Kevin Brinkley

Kevin Brinkley, PCCA President and CEO

Rather than use this space to debate the benefits and costs of any one approach to trade policy, I believe it will be helpful to review what trade means to the cotton industry.

FACT #1: Cotton grown in Texas, Oklahoma, Kansas and New Mexico will be exported in large part to Vietnam, China, Turkey, Indonesia, Pakistan and Mexico. Trade and political risks related to many on this list are covered in the news daily. These six countries purchase 70% of all U.S. exports.

FACT #2: Cotton exports are the primary driver of value for growers. U.S. consumption of cotton equals 3.5 million bales annually. Without exports, cotton prices would not sustain production on 12-13 million acres in the U.S.

FACT #3: There is no revenue replacement for exported cotton. The value of the cotton crop in the export market exceeds $5.5 billion annually. The gap created by the loss of even a portion of that total creates a negative economic impact on growers and handlers of the crop.

Cotton growers and merchandisers have worked diligently for decades to build markets for U.S. cotton around the world. Essential to developing those markets has been time (i.e. patience), reliability and trust. Trade actions that unravel those elements pose risks to the structure of farming and related businesses. The capacity to gin, store and ship the crop has been growing based on the belief that our export markets will be healthy for years into the future. Trade actions that erode confidence in those markets will undoubtedly slow capital investment in gins, warehouses and infrastructure.

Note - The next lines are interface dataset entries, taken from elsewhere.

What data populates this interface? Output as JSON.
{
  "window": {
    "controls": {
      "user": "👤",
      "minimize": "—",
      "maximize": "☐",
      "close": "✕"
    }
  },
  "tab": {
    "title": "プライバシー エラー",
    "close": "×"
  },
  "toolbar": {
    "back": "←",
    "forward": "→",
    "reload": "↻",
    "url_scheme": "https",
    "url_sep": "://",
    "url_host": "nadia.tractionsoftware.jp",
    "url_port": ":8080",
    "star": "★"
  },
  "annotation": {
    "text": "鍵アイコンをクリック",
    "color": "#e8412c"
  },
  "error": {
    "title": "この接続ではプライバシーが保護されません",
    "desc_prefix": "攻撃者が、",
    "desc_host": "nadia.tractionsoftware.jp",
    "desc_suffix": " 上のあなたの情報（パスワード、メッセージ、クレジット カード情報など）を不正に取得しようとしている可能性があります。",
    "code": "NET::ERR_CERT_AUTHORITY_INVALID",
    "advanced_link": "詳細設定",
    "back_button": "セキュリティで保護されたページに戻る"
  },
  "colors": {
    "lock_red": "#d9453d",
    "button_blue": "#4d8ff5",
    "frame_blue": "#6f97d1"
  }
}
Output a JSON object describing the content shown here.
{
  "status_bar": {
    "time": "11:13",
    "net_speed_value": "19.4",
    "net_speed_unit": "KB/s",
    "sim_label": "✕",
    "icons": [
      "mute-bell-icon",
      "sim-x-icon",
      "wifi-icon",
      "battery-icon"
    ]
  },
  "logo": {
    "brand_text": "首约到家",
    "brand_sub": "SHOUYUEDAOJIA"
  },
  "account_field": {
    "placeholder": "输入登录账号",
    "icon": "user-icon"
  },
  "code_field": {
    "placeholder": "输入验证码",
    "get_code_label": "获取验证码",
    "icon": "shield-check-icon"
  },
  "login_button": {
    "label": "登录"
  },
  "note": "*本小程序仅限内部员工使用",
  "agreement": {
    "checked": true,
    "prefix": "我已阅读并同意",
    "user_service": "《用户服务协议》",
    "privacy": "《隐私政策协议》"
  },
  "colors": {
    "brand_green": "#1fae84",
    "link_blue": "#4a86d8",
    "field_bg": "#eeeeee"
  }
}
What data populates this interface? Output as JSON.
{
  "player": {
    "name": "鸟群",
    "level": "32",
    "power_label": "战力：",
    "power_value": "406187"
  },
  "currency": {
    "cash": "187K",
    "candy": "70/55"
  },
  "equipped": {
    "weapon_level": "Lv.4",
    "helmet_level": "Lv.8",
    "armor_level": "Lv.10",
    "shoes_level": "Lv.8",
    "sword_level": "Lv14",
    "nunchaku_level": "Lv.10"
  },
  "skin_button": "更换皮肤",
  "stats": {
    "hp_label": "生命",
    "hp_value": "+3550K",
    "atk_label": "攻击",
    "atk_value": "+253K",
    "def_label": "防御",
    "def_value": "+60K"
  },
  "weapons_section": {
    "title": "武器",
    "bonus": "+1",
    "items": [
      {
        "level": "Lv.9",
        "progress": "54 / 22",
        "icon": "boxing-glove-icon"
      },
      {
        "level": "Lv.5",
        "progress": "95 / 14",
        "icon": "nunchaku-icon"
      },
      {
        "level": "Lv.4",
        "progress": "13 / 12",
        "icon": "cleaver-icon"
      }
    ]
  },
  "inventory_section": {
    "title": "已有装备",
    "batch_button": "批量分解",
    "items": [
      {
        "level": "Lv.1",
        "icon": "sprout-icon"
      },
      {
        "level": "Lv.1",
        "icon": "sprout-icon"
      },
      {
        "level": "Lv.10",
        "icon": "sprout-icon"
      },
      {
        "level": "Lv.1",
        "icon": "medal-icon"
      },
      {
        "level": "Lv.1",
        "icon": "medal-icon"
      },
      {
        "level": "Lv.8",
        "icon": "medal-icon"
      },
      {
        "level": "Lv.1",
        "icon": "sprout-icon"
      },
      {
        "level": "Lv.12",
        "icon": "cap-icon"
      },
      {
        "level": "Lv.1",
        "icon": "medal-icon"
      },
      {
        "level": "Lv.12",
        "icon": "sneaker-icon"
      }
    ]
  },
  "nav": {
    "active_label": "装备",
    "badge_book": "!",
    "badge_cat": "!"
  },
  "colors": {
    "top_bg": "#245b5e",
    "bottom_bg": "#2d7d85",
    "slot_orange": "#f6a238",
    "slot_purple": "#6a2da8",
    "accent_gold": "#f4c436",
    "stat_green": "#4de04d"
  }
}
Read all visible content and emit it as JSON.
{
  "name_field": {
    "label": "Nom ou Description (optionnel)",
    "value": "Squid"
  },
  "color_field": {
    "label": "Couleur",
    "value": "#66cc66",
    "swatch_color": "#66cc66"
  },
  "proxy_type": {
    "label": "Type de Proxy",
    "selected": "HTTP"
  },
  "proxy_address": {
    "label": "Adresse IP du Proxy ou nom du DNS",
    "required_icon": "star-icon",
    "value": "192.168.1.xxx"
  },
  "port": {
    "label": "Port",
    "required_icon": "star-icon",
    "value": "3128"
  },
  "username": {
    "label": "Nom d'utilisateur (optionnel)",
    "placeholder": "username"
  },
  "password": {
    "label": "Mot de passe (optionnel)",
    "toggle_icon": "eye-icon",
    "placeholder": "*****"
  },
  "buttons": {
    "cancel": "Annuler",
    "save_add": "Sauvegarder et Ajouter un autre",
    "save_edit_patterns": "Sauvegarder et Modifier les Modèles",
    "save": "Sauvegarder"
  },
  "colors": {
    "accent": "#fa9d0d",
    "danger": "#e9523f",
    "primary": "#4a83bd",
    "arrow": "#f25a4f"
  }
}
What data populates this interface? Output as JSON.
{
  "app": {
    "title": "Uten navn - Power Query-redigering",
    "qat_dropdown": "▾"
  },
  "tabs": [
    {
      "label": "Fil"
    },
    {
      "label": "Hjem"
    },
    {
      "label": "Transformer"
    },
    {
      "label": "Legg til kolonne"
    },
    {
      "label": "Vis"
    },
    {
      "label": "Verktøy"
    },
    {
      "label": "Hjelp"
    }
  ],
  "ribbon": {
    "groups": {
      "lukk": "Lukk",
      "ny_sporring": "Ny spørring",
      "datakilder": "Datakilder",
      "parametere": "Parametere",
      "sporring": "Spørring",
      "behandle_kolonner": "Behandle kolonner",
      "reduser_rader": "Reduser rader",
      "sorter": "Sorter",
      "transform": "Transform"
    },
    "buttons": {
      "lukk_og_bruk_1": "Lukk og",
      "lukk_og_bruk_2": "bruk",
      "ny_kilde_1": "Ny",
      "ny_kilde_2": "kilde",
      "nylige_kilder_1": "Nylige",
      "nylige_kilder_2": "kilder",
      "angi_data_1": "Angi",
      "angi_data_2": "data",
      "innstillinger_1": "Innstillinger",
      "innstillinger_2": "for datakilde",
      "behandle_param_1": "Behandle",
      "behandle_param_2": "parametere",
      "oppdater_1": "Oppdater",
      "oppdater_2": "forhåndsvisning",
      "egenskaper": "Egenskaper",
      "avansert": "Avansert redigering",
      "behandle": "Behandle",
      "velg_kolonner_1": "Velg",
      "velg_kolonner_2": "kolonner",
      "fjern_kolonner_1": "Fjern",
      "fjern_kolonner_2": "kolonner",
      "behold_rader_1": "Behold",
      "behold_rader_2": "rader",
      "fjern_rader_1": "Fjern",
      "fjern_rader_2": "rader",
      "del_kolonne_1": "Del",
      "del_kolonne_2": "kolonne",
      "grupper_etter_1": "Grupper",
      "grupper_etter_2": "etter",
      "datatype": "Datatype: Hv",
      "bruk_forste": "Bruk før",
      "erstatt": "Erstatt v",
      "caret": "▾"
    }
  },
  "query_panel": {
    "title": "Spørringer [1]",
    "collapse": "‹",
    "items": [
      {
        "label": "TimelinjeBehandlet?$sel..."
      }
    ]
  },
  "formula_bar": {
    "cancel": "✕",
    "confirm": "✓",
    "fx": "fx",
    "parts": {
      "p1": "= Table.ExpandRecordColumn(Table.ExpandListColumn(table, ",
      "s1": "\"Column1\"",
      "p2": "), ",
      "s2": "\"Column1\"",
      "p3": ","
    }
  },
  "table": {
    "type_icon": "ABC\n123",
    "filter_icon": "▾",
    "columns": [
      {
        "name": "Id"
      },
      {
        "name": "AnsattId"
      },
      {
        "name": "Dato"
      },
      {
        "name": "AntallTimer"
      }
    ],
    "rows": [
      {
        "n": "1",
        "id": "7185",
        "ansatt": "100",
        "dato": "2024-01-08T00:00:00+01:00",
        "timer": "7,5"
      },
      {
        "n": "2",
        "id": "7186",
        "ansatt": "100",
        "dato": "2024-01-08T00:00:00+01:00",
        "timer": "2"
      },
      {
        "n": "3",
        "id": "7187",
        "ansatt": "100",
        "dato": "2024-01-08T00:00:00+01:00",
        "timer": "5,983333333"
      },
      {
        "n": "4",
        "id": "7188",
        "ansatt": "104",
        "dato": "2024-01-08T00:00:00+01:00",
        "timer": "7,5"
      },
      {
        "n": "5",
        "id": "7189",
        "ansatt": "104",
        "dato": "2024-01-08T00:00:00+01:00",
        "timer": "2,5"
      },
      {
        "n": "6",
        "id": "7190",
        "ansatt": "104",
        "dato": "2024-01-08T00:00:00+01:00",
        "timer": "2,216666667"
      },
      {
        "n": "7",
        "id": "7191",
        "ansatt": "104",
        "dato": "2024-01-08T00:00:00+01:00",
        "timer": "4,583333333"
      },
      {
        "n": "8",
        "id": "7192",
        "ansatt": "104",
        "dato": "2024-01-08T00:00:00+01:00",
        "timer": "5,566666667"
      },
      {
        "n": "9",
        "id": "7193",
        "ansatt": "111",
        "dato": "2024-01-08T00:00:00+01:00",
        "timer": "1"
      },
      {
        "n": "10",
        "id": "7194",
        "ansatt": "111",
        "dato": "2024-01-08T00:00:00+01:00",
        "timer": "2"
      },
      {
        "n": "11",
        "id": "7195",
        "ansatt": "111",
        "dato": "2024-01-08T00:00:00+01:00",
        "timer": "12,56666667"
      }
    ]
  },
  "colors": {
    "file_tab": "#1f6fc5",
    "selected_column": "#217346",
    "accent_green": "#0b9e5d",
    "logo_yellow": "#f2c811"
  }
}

Trade policy changes need to be considered in light of their impact on the entire supply chain starting from the farm and continuing downstream. It is important for growers to communicate the value of exports to their communities and the policy makers that represent them. Let us hope that we won’t easily surrender what has taken years of hard work and investment to build.